* [Exercise description]:
Write out the data word for word and drop any picture you find.

[Dataset rows for apps and sites]

· · · ·

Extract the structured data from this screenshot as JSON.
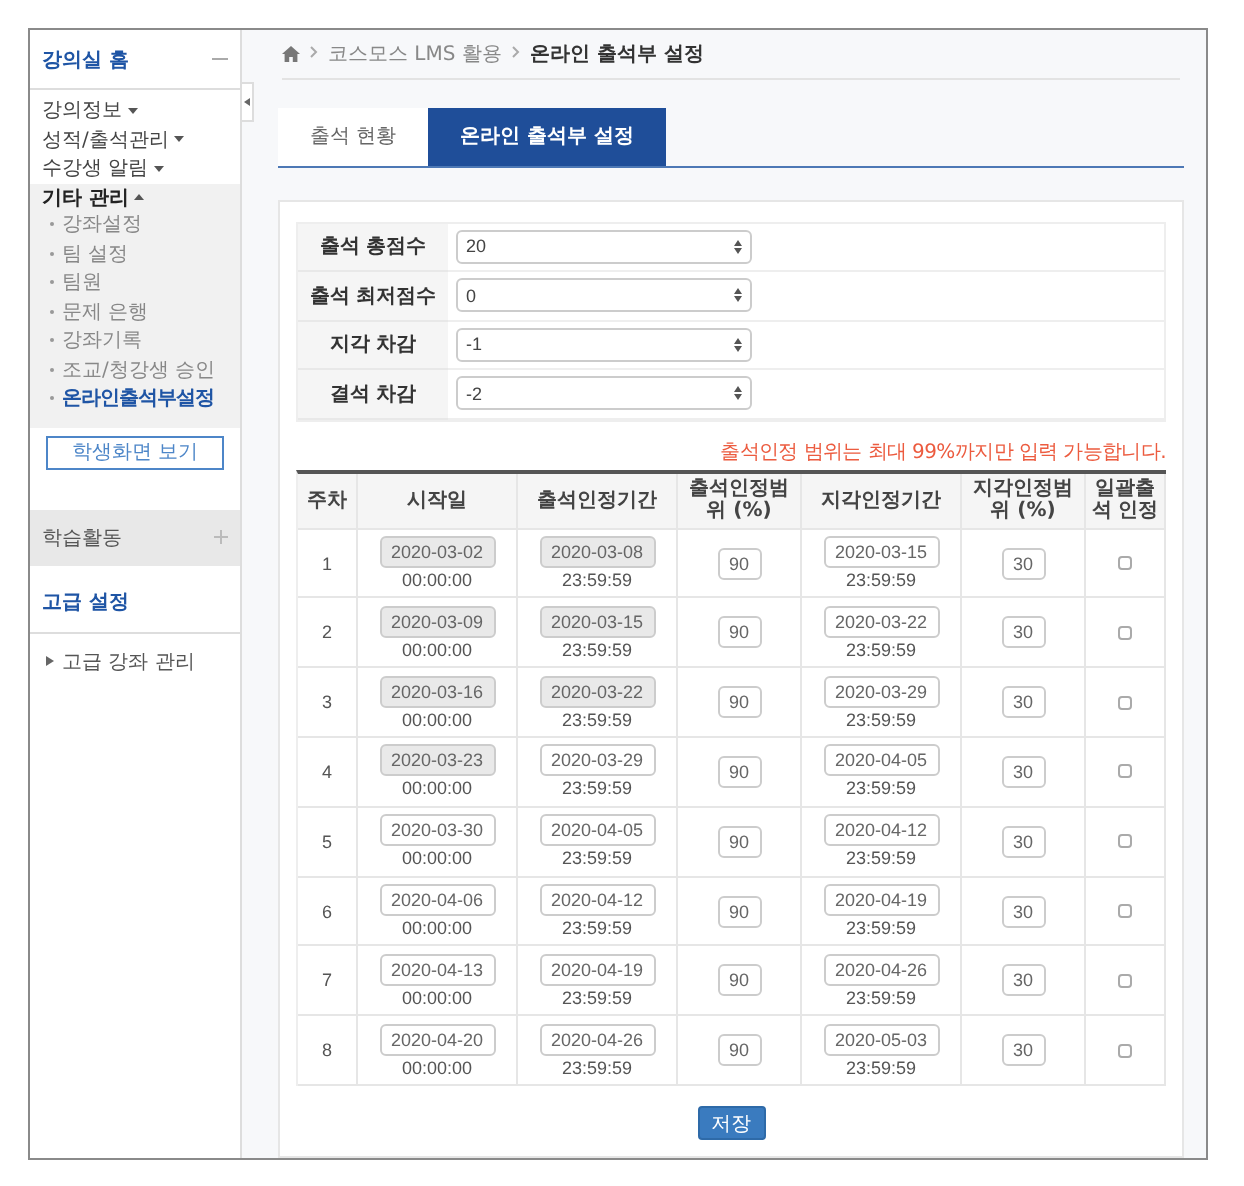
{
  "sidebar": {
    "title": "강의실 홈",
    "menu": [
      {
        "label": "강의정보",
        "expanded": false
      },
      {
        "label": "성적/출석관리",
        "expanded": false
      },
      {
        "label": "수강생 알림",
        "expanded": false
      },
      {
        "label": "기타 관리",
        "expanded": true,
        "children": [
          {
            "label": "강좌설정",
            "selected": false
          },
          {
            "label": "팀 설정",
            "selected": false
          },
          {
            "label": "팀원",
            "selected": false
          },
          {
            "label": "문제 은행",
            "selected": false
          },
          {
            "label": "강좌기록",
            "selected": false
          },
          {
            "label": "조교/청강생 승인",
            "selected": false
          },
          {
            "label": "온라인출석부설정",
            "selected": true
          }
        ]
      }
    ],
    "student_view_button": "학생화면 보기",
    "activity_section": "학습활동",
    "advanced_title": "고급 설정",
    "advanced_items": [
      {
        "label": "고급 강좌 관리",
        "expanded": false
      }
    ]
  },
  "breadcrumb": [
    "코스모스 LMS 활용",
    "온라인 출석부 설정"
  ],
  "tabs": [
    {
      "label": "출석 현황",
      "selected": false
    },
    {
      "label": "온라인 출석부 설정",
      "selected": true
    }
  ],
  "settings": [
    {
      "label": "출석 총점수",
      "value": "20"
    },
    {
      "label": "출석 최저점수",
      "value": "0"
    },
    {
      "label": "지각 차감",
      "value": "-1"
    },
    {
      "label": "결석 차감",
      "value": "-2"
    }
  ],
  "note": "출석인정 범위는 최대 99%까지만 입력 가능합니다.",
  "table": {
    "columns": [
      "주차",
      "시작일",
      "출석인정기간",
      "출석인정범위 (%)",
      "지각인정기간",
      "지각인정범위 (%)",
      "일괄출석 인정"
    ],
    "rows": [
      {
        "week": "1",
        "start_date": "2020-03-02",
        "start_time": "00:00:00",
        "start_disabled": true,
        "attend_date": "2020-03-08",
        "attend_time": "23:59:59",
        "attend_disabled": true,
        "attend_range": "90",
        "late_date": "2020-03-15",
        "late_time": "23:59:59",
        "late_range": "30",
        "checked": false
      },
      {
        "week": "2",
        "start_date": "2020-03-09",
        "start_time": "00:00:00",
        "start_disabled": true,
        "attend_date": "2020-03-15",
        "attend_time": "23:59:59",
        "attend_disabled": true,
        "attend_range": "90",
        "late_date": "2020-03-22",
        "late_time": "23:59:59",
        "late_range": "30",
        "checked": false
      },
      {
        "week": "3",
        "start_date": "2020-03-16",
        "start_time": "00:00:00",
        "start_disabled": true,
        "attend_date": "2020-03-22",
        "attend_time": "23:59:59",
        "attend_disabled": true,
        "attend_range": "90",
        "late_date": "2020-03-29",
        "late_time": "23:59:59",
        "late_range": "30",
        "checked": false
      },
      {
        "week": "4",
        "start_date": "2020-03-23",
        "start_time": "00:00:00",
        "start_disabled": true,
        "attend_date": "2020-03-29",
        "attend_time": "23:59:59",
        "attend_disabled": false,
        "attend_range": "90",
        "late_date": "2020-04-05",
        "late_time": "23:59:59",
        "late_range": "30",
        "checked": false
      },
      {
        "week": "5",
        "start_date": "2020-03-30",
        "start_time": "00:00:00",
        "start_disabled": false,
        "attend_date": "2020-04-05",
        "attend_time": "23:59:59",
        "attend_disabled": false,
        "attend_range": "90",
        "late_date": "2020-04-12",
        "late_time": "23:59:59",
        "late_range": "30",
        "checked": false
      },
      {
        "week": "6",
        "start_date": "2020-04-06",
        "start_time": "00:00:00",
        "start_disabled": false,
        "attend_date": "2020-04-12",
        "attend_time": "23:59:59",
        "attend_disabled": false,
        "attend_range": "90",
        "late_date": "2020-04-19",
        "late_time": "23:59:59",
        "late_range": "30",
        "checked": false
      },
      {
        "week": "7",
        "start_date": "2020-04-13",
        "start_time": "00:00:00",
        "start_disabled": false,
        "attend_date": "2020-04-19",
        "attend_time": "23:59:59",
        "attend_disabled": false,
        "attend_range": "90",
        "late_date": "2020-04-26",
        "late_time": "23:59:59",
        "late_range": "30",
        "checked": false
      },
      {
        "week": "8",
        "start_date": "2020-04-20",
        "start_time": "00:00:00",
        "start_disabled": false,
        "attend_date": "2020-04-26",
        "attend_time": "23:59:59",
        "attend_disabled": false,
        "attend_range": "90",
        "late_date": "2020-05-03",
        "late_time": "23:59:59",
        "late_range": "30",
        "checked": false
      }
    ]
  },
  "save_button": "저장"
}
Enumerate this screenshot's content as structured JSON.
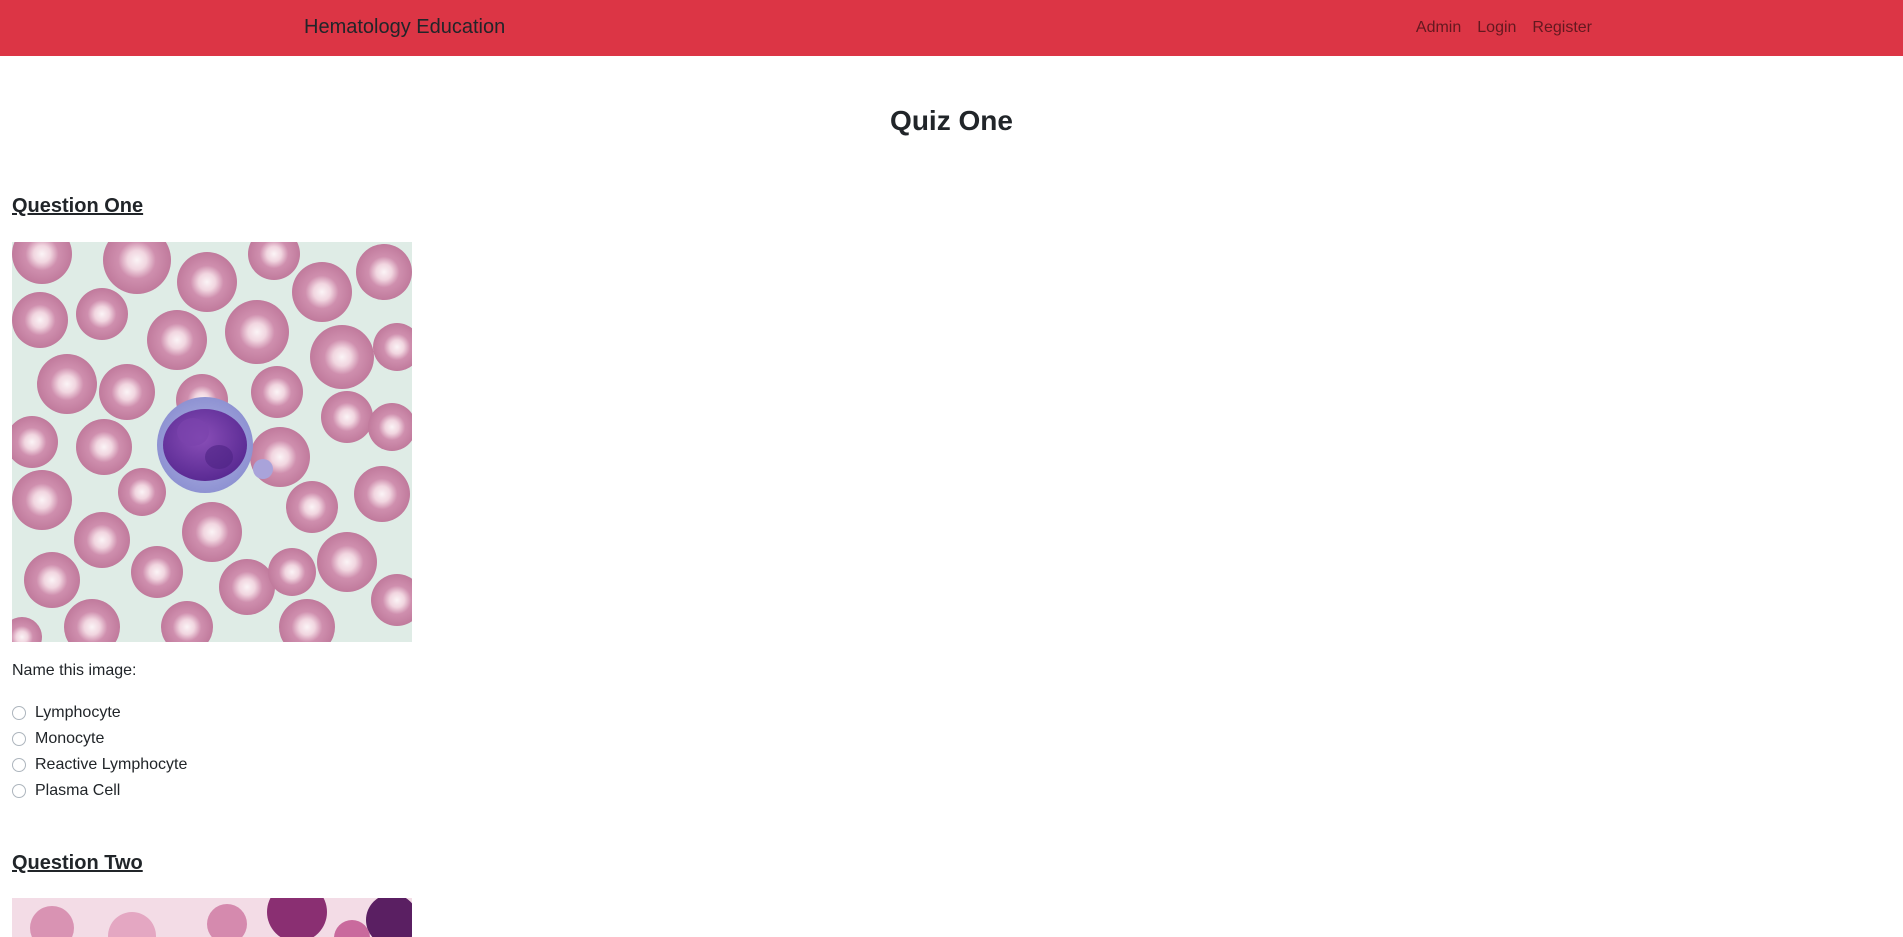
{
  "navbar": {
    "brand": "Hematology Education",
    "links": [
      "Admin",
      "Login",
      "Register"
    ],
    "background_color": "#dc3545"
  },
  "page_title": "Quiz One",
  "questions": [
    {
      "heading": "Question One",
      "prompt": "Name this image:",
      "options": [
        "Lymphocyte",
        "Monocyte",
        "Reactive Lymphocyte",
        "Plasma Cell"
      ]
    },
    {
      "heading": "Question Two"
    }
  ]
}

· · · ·

* [Reply to the exercise]:
Extract the structured data from this screenshot as JSON.
{
  "sidebar": {
    "title": "강의실 홈",
    "menu": [
      {
        "label": "강의정보",
        "expanded": false
      },
      {
        "label": "성적/출석관리",
        "expanded": false
      },
      {
        "label": "수강생 알림",
        "expanded": false
      },
      {
        "label": "기타 관리",
        "expanded": true,
        "children": [
          {
            "label": "강좌설정",
            "selected": false
          },
          {
            "label": "팀 설정",
            "selected": false
          },
          {
            "label": "팀원",
            "selected": false
          },
          {
            "label": "문제 은행",
            "selected": false
          },
          {
            "label": "강좌기록",
            "selected": false
          },
          {
            "label": "조교/청강생 승인",
            "selected": false
          },
          {
            "label": "온라인출석부설정",
            "selected": true
          }
        ]
      }
    ],
    "student_view_button": "학생화면 보기",
    "activity_section": "학습활동",
    "advanced_title": "고급 설정",
    "advanced_items": [
      {
        "label": "고급 강좌 관리",
        "expanded": false
      }
    ]
  },
  "breadcrumb": [
    "코스모스 LMS 활용",
    "온라인 출석부 설정"
  ],
  "tabs": [
    {
      "label": "출석 현황",
      "selected": false
    },
    {
      "label": "온라인 출석부 설정",
      "selected": true
    }
  ],
  "settings": [
    {
      "label": "출석 총점수",
      "value": "20"
    },
    {
      "label": "출석 최저점수",
      "value": "0"
    },
    {
      "label": "지각 차감",
      "value": "-1"
    },
    {
      "label": "결석 차감",
      "value": "-2"
    }
  ],
  "note": "출석인정 범위는 최대 99%까지만 입력 가능합니다.",
  "table": {
    "columns": [
      "주차",
      "시작일",
      "출석인정기간",
      "출석인정범위 (%)",
      "지각인정기간",
      "지각인정범위 (%)",
      "일괄출석 인정"
    ],
    "rows": [
      {
        "week": "1",
        "start_date": "2020-03-02",
        "start_time": "00:00:00",
        "start_disabled": true,
        "attend_date": "2020-03-08",
        "attend_time": "23:59:59",
        "attend_disabled": true,
        "attend_range": "90",
        "late_date": "2020-03-15",
        "late_time": "23:59:59",
        "late_range": "30",
        "checked": false
      },
      {
        "week": "2",
        "start_date": "2020-03-09",
        "start_time": "00:00:00",
        "start_disabled": true,
        "attend_date": "2020-03-15",
        "attend_time": "23:59:59",
        "attend_disabled": true,
        "attend_range": "90",
        "late_date": "2020-03-22",
        "late_time": "23:59:59",
        "late_range": "30",
        "checked": false
      },
      {
        "week": "3",
        "start_date": "2020-03-16",
        "start_time": "00:00:00",
        "start_disabled": true,
        "attend_date": "2020-03-22",
        "attend_time": "23:59:59",
        "attend_disabled": true,
        "attend_range": "90",
        "late_date": "2020-03-29",
        "late_time": "23:59:59",
        "late_range": "30",
        "checked": false
      },
      {
        "week": "4",
        "start_date": "2020-03-23",
        "start_time": "00:00:00",
        "start_disabled": true,
        "attend_date": "2020-03-29",
        "attend_time": "23:59:59",
        "attend_disabled": false,
        "attend_range": "90",
        "late_date": "2020-04-05",
        "late_time": "23:59:59",
        "late_range": "30",
        "checked": false
      },
      {
        "week": "5",
        "start_date": "2020-03-30",
        "start_time": "00:00:00",
        "start_disabled": false,
        "attend_date": "2020-04-05",
        "attend_time": "23:59:59",
        "attend_disabled": false,
        "attend_range": "90",
        "late_date": "2020-04-12",
        "late_time": "23:59:59",
        "late_range": "30",
        "checked": false
      },
      {
        "week": "6",
        "start_date": "2020-04-06",
        "start_time": "00:00:00",
        "start_disabled": false,
        "attend_date": "2020-04-12",
        "attend_time": "23:59:59",
        "attend_disabled": false,
        "attend_range": "90",
        "late_date": "2020-04-19",
        "late_time": "23:59:59",
        "late_range": "30",
        "checked": false
      },
      {
        "week": "7",
        "start_date": "2020-04-13",
        "start_time": "00:00:00",
        "start_disabled": false,
        "attend_date": "2020-04-19",
        "attend_time": "23:59:59",
        "attend_disabled": false,
        "attend_range": "90",
        "late_date": "2020-04-26",
        "late_time": "23:59:59",
        "late_range": "30",
        "checked": false
      },
      {
        "week": "8",
        "start_date": "2020-04-20",
        "start_time": "00:00:00",
        "start_disabled": false,
        "attend_date": "2020-04-26",
        "attend_time": "23:59:59",
        "attend_disabled": false,
        "attend_range": "90",
        "late_date": "2020-05-03",
        "late_time": "23:59:59",
        "late_range": "30",
        "checked": false
      }
    ]
  },
  "save_button": "저장"
}
Enumerate this screenshot's content as structured JSON.
{
  "navbar": {
    "brand": "Hematology Education",
    "links": [
      "Admin",
      "Login",
      "Register"
    ],
    "background_color": "#dc3545"
  },
  "page_title": "Quiz One",
  "questions": [
    {
      "heading": "Question One",
      "prompt": "Name this image:",
      "options": [
        "Lymphocyte",
        "Monocyte",
        "Reactive Lymphocyte",
        "Plasma Cell"
      ]
    },
    {
      "heading": "Question Two"
    }
  ]
}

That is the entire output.